There are two primary treatment alternatives available to those with mild to moderate depression or anxiety: psychotherapy and medication. The medical literature and our analysis suggests that in many cases psychotherapy, or a combination of therapy and medication, is more curative than medication alone. However, few individuals choose to use psychotherapy. We develop and estimate a dynamic model in which individuals make sequential medical treatment and labor supply decisions while jointly managing mental health and human capital. The results shed light on the relative importance of several drawbacks to psychotherapy that explain patients' reluctance to use it: (1) therapy has high time costs, which vary with an individual's opportunity cost of time and flexibility of the work schedule; (2) therapy is less standardized than medication, which results in uncertainty about its productivity for a given individual; and (3) therapy is expensive. The estimated model is used to simulate the impacts of counterfactual policies that alter the costs associated with psychotherapy.   

See all working papers.

Monday Health Economics Seminar


On Monday October 09, 2017, 14:00 - 15:30 Anton Nilsson (Aahrus) will present:

Short- and Long-term Effects of Adolescent Alcohol Access: Evidence from Denmark

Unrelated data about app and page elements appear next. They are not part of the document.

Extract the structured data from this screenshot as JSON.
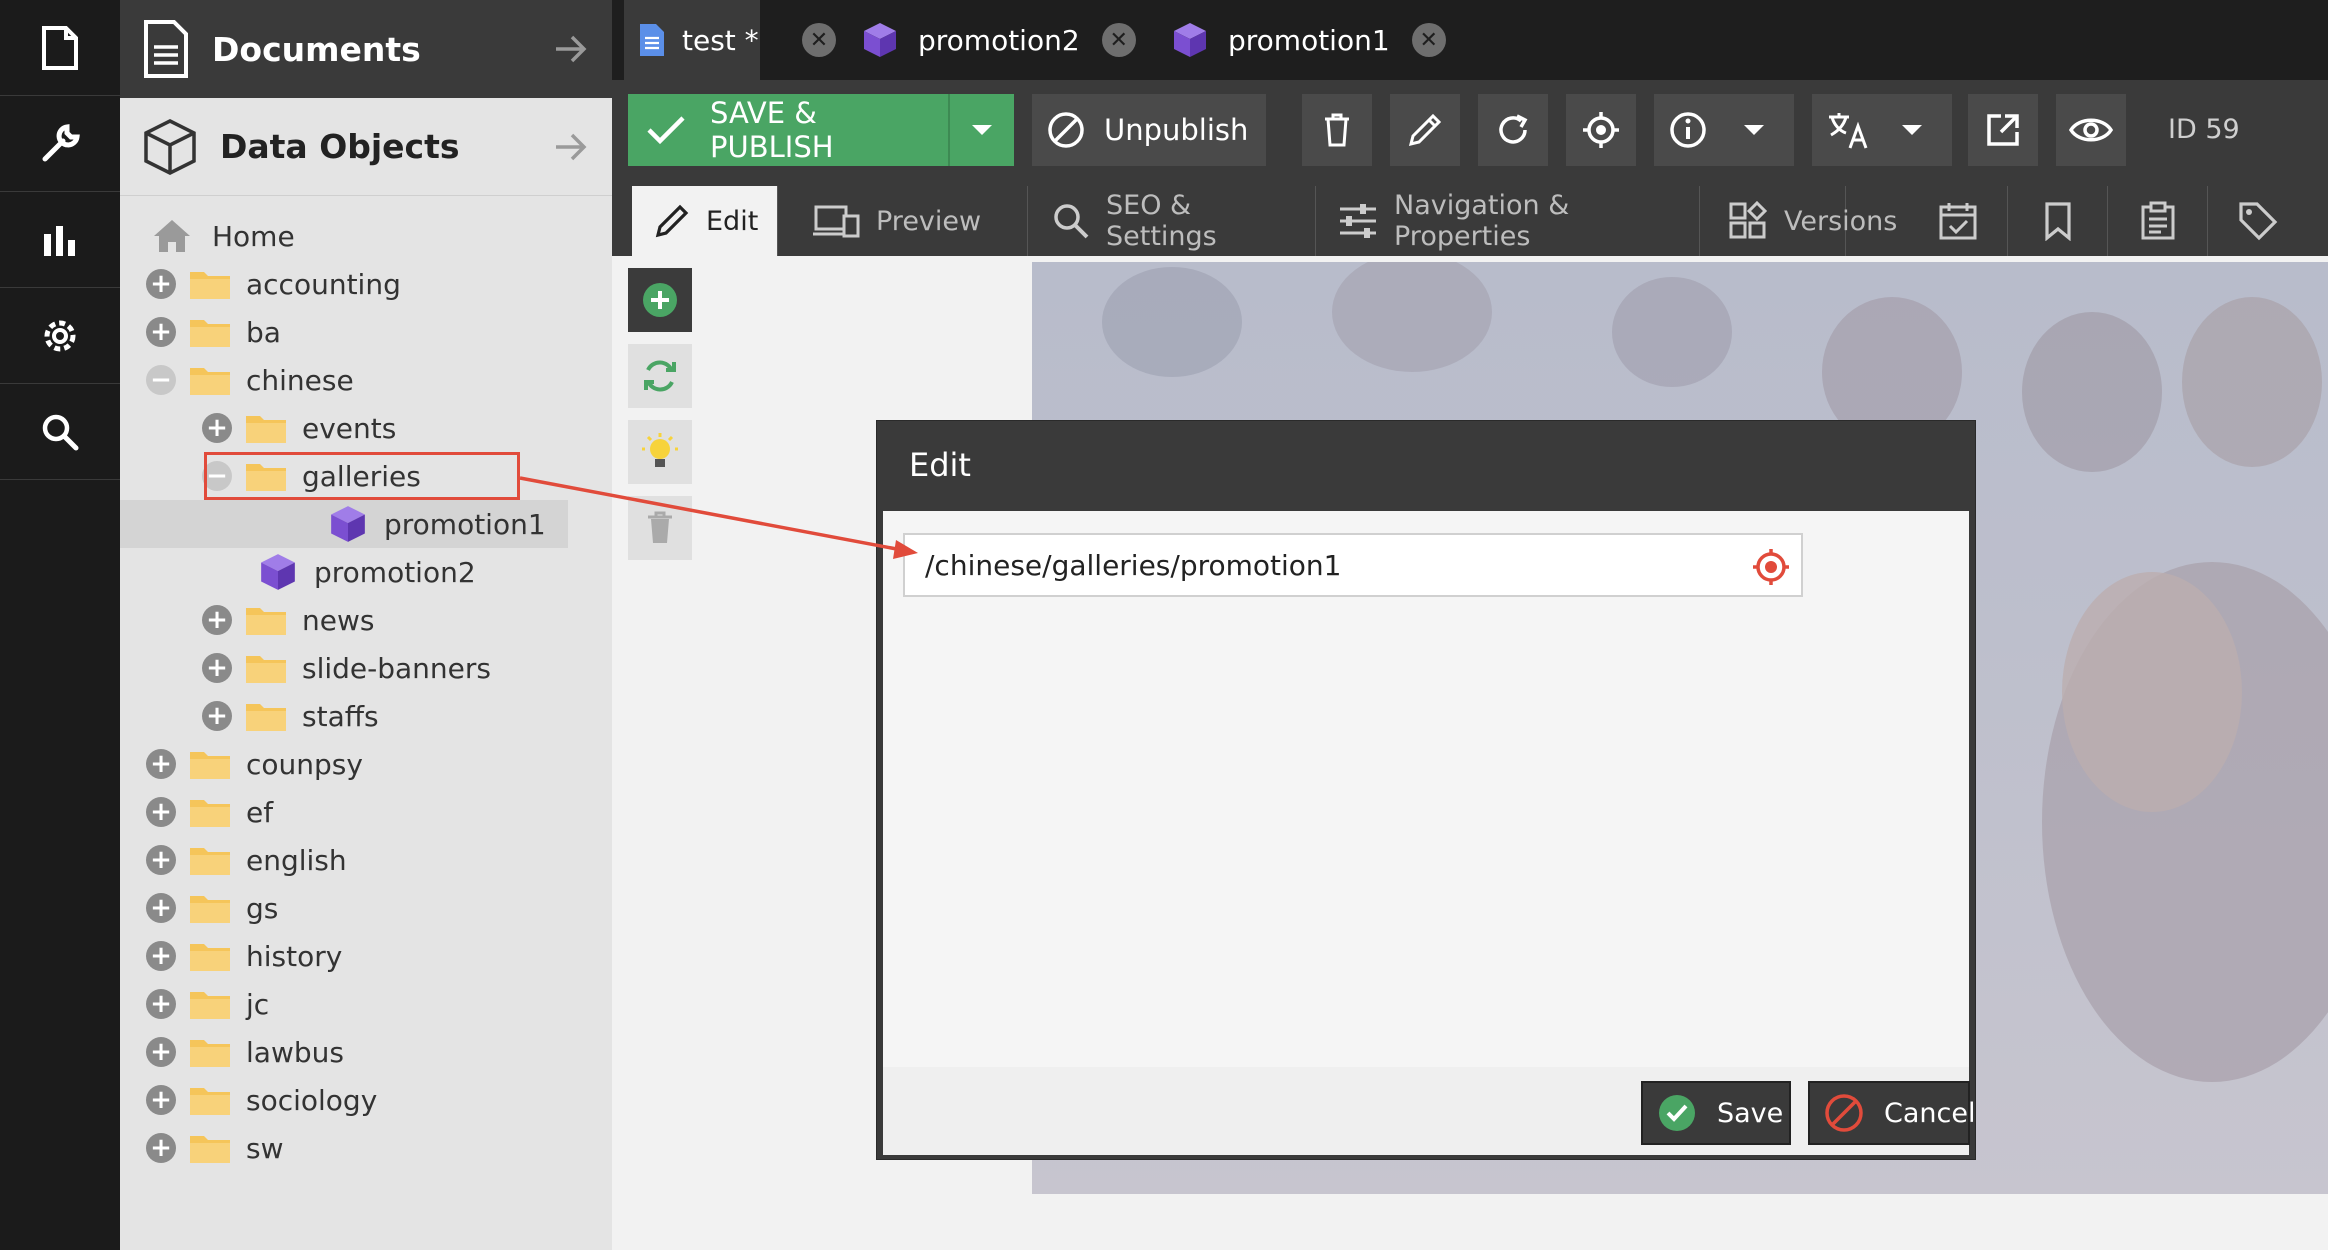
{
  "rail": [
    {
      "icon": "document-icon"
    },
    {
      "icon": "wrench-icon"
    },
    {
      "icon": "chart-icon"
    },
    {
      "icon": "gear-icon"
    },
    {
      "icon": "search-icon"
    }
  ],
  "panels": {
    "documents": "Documents",
    "data_objects": "Data Objects"
  },
  "tree": {
    "home": "Home",
    "rows": [
      {
        "label": "accounting",
        "toggle": "+",
        "kind": "folder"
      },
      {
        "label": "ba",
        "toggle": "+",
        "kind": "folder"
      },
      {
        "label": "chinese",
        "toggle": "−",
        "kind": "folder"
      },
      {
        "label": "events",
        "toggle": "+",
        "kind": "folder"
      },
      {
        "label": "galleries",
        "toggle": "−",
        "kind": "folder"
      },
      {
        "label": "promotion1",
        "toggle": "",
        "kind": "object"
      },
      {
        "label": "promotion2",
        "toggle": "",
        "kind": "object"
      },
      {
        "label": "news",
        "toggle": "+",
        "kind": "folder"
      },
      {
        "label": "slide-banners",
        "toggle": "+",
        "kind": "folder"
      },
      {
        "label": "staffs",
        "toggle": "+",
        "kind": "folder"
      },
      {
        "label": "counpsy",
        "toggle": "+",
        "kind": "folder"
      },
      {
        "label": "ef",
        "toggle": "+",
        "kind": "folder"
      },
      {
        "label": "english",
        "toggle": "+",
        "kind": "folder"
      },
      {
        "label": "gs",
        "toggle": "+",
        "kind": "folder"
      },
      {
        "label": "history",
        "toggle": "+",
        "kind": "folder"
      },
      {
        "label": "jc",
        "toggle": "+",
        "kind": "folder"
      },
      {
        "label": "lawbus",
        "toggle": "+",
        "kind": "folder"
      },
      {
        "label": "sociology",
        "toggle": "+",
        "kind": "folder"
      },
      {
        "label": "sw",
        "toggle": "+",
        "kind": "folder"
      }
    ]
  },
  "tabs": [
    {
      "label": "test *",
      "icon": "page-icon"
    },
    {
      "label": "promotion2",
      "icon": "cube-icon"
    },
    {
      "label": "promotion1",
      "icon": "cube-icon"
    }
  ],
  "toolbar": {
    "save_publish": "SAVE & PUBLISH",
    "unpublish": "Unpublish",
    "id_label": "ID 59"
  },
  "subtabs": {
    "edit": "Edit",
    "preview": "Preview",
    "seo": "SEO & Settings",
    "nav": "Navigation & Properties",
    "versions": "Versions"
  },
  "dialog": {
    "title": "Edit",
    "path_value": "/chinese/galleries/promotion1",
    "save": "Save",
    "cancel": "Cancel"
  },
  "colors": {
    "accent_green": "#4aa564",
    "annotation_red": "#e14b3b",
    "cube_purple": "#7b4fd1",
    "folder_yellow": "#f5c55a"
  }
}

We exploit changes in minimum legal alcohol purchasing ages in Denmark in order to estimate effects on short- and long-term health-related outcomes, as well as on human capital formation. Using a difference-in-differences approach we bring comprehensive evidence on the effects of three reforms, which affected alcohol availability along different dimensions and margins – 1) establishing an off-premise alcohol purchase age of 15 (1998), 2) raising the off-premise alcohol purchase age to 16 (2004), and 3) increasing the purchase age of beverages exceeding 16.5% in alcohol content from 16 to 18 (2011). Our findings show significant short-term effects on injuries and, although power is lower, indications of substantial effects on alcohol poisonings and intoxications. In the longer term, our results indicate that being able to buy alcohol before age 15 increases injuries and alcohol-related hospitalizations in late teenage years and increases sick days in young adulthood. The effects on educational attainment are insignificant once age-specific time trends are accounted for.

Room: WST-C.02.11, Weststadttürme Berliner Platz 6-8, Essen

To find more on upcoming seminars, click here.